> Your instructions: Reproduce, word for word, all of the records; the pictures stay out.

== Data in this exercise ==

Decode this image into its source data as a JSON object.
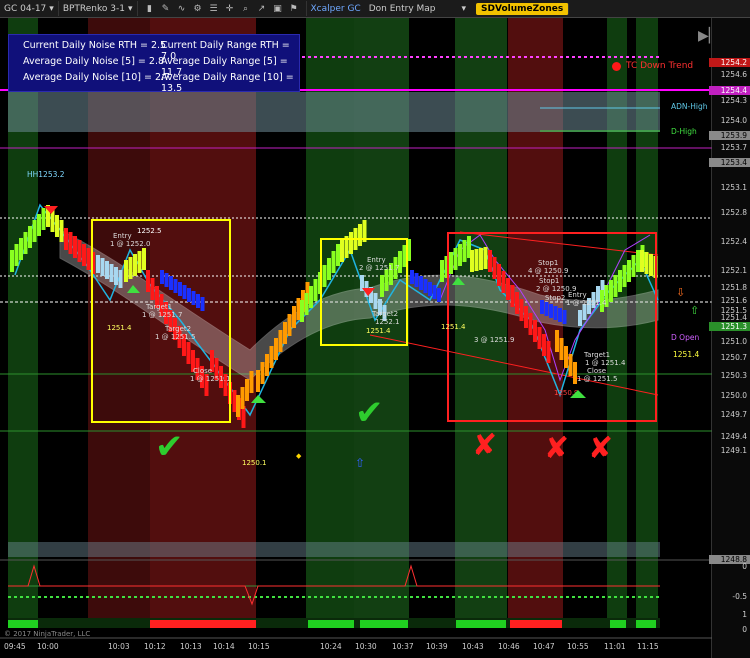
{
  "toolbar": {
    "instrument": "GC 04-17",
    "chart_type": "BPTRenko 3-1",
    "strategy": "Xcalper GC",
    "map": "Don Entry Map",
    "zones_button": "SDVolumeZones"
  },
  "info_panel": {
    "line1a": "Current Daily Noise RTH = 2.5",
    "line1b": "Current Daily Range RTH = 7.0",
    "line2a": "Average Daily Noise [5] = 2.8",
    "line2b": "Average Daily Range [5] = 11.7",
    "line3a": "Average Daily Noise [10] = 2.7",
    "line3b": "Average Daily Range [10] = 13.5"
  },
  "trend_label": "TC Down Trend",
  "copyright": "© 2017 NinjaTrader, LLC",
  "level_labels": {
    "adn_high": "ADN-High",
    "d_high": "D-High",
    "d_open": "D Open",
    "d_open_value": "1251.4",
    "hh_label": "HH1253.2",
    "low_label": "1250.1",
    "low2_label": "1250.3"
  },
  "price_axis": [
    "1254.6",
    "1254.3",
    "1254.0",
    "1253.9",
    "1253.7",
    "1253.4",
    "1253.1",
    "1252.8",
    "1252.4",
    "1252.1",
    "1251.8",
    "1251.6",
    "1251.5",
    "1251.4",
    "1251.3",
    "1251.0",
    "1250.7",
    "1250.3",
    "1250.0",
    "1249.7",
    "1249.4",
    "1249.1",
    "1248.8"
  ],
  "highlight_prices": {
    "red": "1254.2",
    "magenta": "1254.4"
  },
  "time_axis": [
    "09:45",
    "10:00",
    "10:03",
    "10:12",
    "10:13",
    "10:14",
    "10:15",
    "10:24",
    "10:30",
    "10:37",
    "10:39",
    "10:43",
    "10:46",
    "10:47",
    "10:55",
    "11:01",
    "11:15"
  ],
  "osc_axis": [
    "0",
    "-0.5",
    "1",
    "0"
  ],
  "annotations": {
    "box1": [
      {
        "text": "Entry"
      },
      {
        "text": "1 @ 1252.0"
      },
      {
        "text": "1252.5"
      },
      {
        "text": "Target1"
      },
      {
        "text": "1 @ 1251.7"
      },
      {
        "text": "Target2"
      },
      {
        "text": "1 @ 1251.5"
      },
      {
        "text": "Close"
      },
      {
        "text": "1 @ 1251.1"
      },
      {
        "text": "1251.4"
      }
    ],
    "box2": [
      {
        "text": "Entry"
      },
      {
        "text": "2 @ 1251.7"
      },
      {
        "text": "Target2"
      },
      {
        "text": "1252.1"
      },
      {
        "text": "1251.4"
      }
    ],
    "box3": [
      {
        "text": "Stop1"
      },
      {
        "text": "4 @ 1250.9"
      },
      {
        "text": "Stop1"
      },
      {
        "text": "2 @ 1250.9"
      },
      {
        "text": "Stop2"
      },
      {
        "text": "Entry"
      },
      {
        "text": "1 @ 1251.4"
      },
      {
        "text": "3 @ 1251.9"
      },
      {
        "text": "Target1"
      },
      {
        "text": "1 @ 1251.4"
      },
      {
        "text": "Close"
      },
      {
        "text": "1 @ 1251.5"
      },
      {
        "text": "1250.9"
      },
      {
        "text": "1251.4"
      }
    ]
  },
  "colors": {
    "background": "#000000",
    "session_green": "#0f3d0f",
    "session_red": "#4a0d0d",
    "box_yellow": "#ffff00",
    "box_red": "#ff2020",
    "magenta_line": "#ff00ff",
    "check_green": "#2ecc2e",
    "cross_red": "#ff2020"
  }
}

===

> Response:
Decode this image into its source data as a JSON object.
{
  "toolbar": {
    "instrument": "GC 04-17",
    "chart_type": "BPTRenko 3-1",
    "strategy": "Xcalper GC",
    "map": "Don Entry Map",
    "zones_button": "SDVolumeZones"
  },
  "info_panel": {
    "line1a": "Current Daily Noise RTH = 2.5",
    "line1b": "Current Daily Range RTH = 7.0",
    "line2a": "Average Daily Noise [5] = 2.8",
    "line2b": "Average Daily Range [5] = 11.7",
    "line3a": "Average Daily Noise [10] = 2.7",
    "line3b": "Average Daily Range [10] = 13.5"
  },
  "trend_label": "TC Down Trend",
  "copyright": "© 2017 NinjaTrader, LLC",
  "level_labels": {
    "adn_high": "ADN-High",
    "d_high": "D-High",
    "d_open": "D Open",
    "d_open_value": "1251.4",
    "hh_label": "HH1253.2",
    "low_label": "1250.1",
    "low2_label": "1250.3"
  },
  "price_axis": [
    "1254.6",
    "1254.3",
    "1254.0",
    "1253.9",
    "1253.7",
    "1253.4",
    "1253.1",
    "1252.8",
    "1252.4",
    "1252.1",
    "1251.8",
    "1251.6",
    "1251.5",
    "1251.4",
    "1251.3",
    "1251.0",
    "1250.7",
    "1250.3",
    "1250.0",
    "1249.7",
    "1249.4",
    "1249.1",
    "1248.8"
  ],
  "highlight_prices": {
    "red": "1254.2",
    "magenta": "1254.4"
  },
  "time_axis": [
    "09:45",
    "10:00",
    "10:03",
    "10:12",
    "10:13",
    "10:14",
    "10:15",
    "10:24",
    "10:30",
    "10:37",
    "10:39",
    "10:43",
    "10:46",
    "10:47",
    "10:55",
    "11:01",
    "11:15"
  ],
  "osc_axis": [
    "0",
    "-0.5",
    "1",
    "0"
  ],
  "annotations": {
    "box1": [
      {
        "text": "Entry"
      },
      {
        "text": "1 @ 1252.0"
      },
      {
        "text": "1252.5"
      },
      {
        "text": "Target1"
      },
      {
        "text": "1 @ 1251.7"
      },
      {
        "text": "Target2"
      },
      {
        "text": "1 @ 1251.5"
      },
      {
        "text": "Close"
      },
      {
        "text": "1 @ 1251.1"
      },
      {
        "text": "1251.4"
      }
    ],
    "box2": [
      {
        "text": "Entry"
      },
      {
        "text": "2 @ 1251.7"
      },
      {
        "text": "Target2"
      },
      {
        "text": "1252.1"
      },
      {
        "text": "1251.4"
      }
    ],
    "box3": [
      {
        "text": "Stop1"
      },
      {
        "text": "4 @ 1250.9"
      },
      {
        "text": "Stop1"
      },
      {
        "text": "2 @ 1250.9"
      },
      {
        "text": "Stop2"
      },
      {
        "text": "Entry"
      },
      {
        "text": "1 @ 1251.4"
      },
      {
        "text": "3 @ 1251.9"
      },
      {
        "text": "Target1"
      },
      {
        "text": "1 @ 1251.4"
      },
      {
        "text": "Close"
      },
      {
        "text": "1 @ 1251.5"
      },
      {
        "text": "1250.9"
      },
      {
        "text": "1251.4"
      }
    ]
  },
  "colors": {
    "background": "#000000",
    "session_green": "#0f3d0f",
    "session_red": "#4a0d0d",
    "box_yellow": "#ffff00",
    "box_red": "#ff2020",
    "magenta_line": "#ff00ff",
    "check_green": "#2ecc2e",
    "cross_red": "#ff2020"
  }
}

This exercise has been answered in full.